Dataset:
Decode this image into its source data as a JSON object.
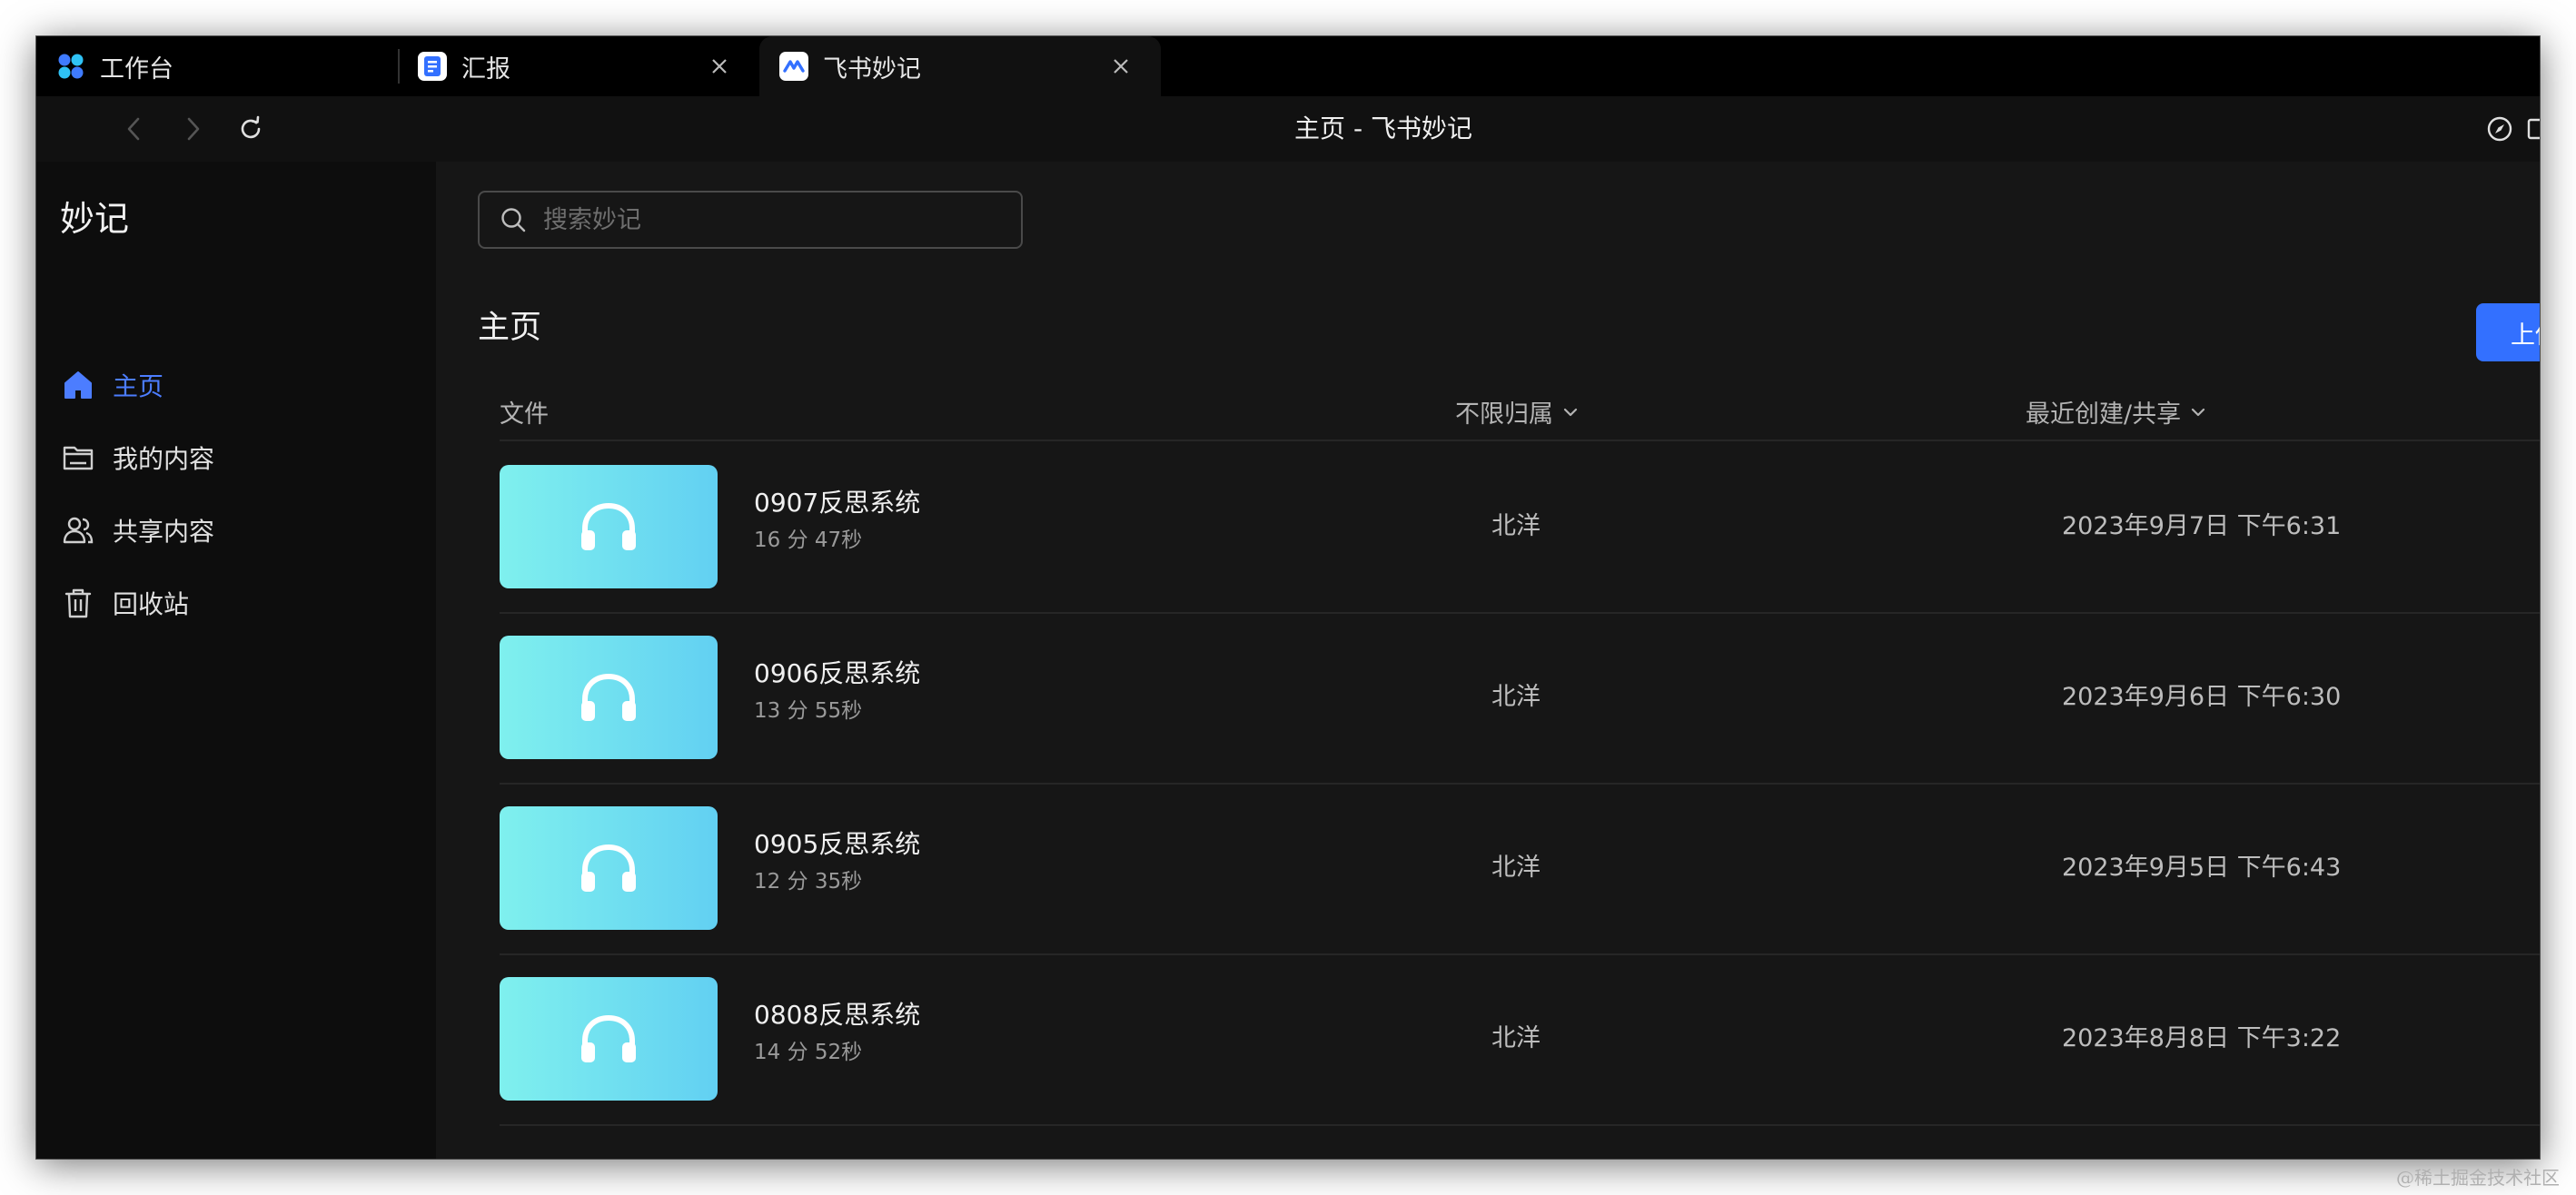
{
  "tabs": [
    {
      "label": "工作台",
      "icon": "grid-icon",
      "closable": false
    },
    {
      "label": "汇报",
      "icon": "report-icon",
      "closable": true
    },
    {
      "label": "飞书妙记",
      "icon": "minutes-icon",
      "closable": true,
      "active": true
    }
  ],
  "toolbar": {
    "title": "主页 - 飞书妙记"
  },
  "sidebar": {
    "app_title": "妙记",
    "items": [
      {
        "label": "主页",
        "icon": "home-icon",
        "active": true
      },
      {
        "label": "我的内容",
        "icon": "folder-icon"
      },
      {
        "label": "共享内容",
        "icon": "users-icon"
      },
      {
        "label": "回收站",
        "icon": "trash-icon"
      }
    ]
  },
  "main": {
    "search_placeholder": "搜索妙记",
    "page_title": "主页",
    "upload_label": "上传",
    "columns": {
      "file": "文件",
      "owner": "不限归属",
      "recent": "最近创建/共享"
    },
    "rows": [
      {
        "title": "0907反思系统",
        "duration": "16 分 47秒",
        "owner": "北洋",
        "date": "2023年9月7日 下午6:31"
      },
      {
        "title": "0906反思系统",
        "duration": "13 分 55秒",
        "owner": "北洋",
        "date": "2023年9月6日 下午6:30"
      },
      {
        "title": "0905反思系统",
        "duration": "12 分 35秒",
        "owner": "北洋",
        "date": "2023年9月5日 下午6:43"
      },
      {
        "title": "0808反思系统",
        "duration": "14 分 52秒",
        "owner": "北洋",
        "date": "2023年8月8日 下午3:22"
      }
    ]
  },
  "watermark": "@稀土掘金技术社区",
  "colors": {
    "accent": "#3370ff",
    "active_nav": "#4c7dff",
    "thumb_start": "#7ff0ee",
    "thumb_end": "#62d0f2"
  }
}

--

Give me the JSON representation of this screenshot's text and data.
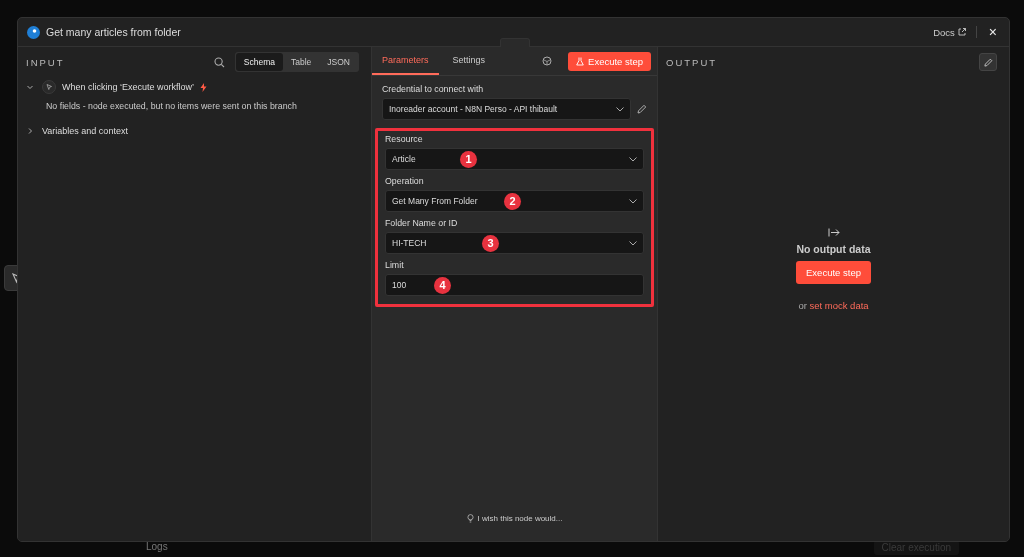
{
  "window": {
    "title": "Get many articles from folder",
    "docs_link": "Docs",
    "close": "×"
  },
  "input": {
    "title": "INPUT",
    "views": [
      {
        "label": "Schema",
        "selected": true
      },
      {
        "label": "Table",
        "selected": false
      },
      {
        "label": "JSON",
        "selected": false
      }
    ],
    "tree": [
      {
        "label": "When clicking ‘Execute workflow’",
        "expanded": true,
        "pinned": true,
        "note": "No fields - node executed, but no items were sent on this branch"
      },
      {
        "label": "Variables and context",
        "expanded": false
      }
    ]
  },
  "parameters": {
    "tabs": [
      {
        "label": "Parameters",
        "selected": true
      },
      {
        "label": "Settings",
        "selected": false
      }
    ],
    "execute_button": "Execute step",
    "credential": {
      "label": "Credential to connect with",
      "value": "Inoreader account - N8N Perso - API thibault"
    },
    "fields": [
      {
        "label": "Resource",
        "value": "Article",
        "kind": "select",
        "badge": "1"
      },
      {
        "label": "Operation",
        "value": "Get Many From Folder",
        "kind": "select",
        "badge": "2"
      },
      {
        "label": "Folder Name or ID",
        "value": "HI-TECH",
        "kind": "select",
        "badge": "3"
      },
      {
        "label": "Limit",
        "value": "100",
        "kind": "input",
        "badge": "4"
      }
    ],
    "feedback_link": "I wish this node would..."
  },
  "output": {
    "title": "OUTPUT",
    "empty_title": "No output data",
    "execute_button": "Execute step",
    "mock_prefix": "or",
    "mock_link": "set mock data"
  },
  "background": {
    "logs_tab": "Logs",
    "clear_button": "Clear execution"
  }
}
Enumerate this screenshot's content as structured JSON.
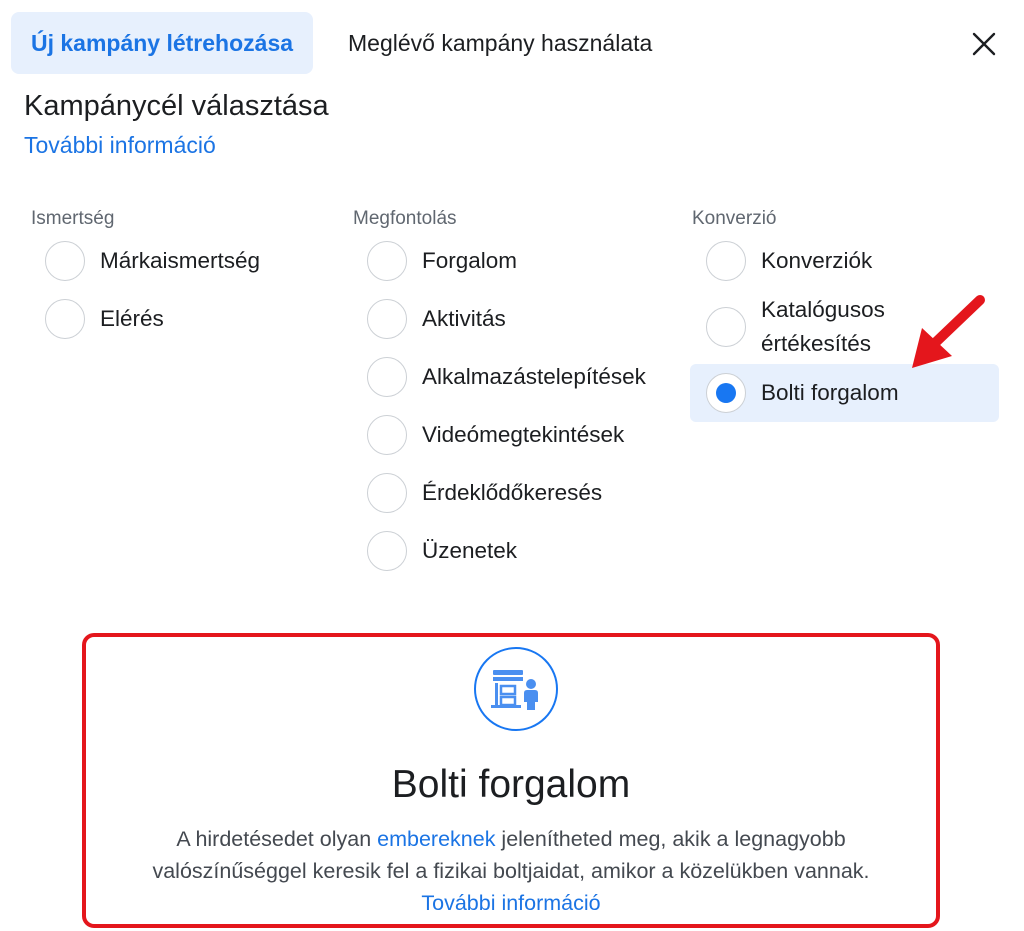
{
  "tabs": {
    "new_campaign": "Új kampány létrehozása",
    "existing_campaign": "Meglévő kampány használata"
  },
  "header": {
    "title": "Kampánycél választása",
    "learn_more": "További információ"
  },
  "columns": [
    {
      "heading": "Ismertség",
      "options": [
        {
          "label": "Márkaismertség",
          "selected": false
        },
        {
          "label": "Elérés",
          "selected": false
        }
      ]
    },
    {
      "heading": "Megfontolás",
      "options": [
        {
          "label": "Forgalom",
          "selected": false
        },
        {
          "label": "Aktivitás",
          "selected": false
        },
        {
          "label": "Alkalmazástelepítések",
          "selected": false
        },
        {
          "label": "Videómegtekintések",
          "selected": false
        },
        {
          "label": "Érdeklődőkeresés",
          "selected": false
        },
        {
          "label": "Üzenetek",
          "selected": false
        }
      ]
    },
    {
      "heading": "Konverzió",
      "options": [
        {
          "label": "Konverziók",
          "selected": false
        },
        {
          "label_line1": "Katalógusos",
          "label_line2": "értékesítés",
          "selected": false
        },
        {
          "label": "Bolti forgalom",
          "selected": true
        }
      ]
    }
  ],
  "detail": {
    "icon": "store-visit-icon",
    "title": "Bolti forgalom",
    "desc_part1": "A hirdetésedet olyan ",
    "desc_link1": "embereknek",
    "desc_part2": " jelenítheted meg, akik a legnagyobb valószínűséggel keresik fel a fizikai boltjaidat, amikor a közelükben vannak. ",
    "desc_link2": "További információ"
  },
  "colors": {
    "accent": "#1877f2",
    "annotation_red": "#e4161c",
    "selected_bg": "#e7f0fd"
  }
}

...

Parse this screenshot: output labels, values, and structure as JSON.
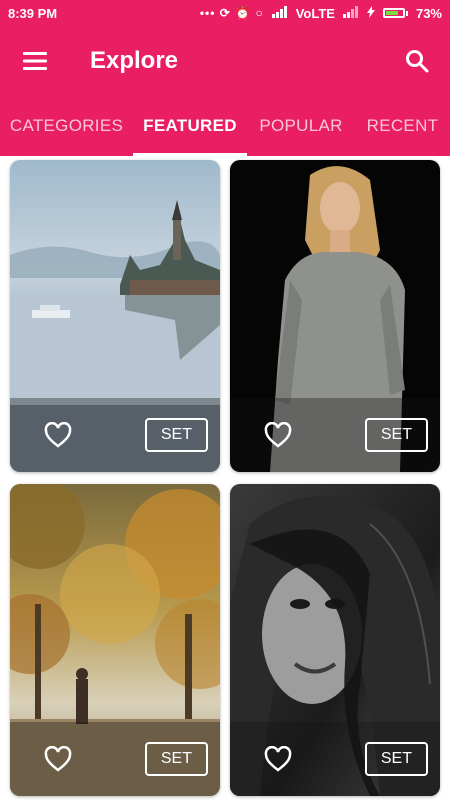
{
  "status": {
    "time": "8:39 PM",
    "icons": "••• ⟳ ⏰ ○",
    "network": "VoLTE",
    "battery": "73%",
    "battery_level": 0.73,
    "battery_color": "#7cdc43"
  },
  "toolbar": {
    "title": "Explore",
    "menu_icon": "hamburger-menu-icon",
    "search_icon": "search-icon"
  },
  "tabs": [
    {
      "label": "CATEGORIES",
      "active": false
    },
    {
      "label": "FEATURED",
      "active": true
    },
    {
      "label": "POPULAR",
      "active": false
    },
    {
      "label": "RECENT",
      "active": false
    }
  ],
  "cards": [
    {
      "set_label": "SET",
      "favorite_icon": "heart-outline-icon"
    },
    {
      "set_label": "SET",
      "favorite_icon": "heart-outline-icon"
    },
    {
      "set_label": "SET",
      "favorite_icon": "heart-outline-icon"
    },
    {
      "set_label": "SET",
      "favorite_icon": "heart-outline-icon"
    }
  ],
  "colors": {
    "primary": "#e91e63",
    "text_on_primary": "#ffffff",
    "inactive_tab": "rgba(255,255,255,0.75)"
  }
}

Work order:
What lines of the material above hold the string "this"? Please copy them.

Output:
Decode this image into its source data as a JSON object.
Give me the JSON representation of this screenshot's text and data.
        "note": "No fields - node executed, but no items were sent on this branch"
    "feedback_link": "I wish this node would..."
Enumerate this screenshot's content as structured JSON.
Parse this screenshot: output labels, values, and structure as JSON.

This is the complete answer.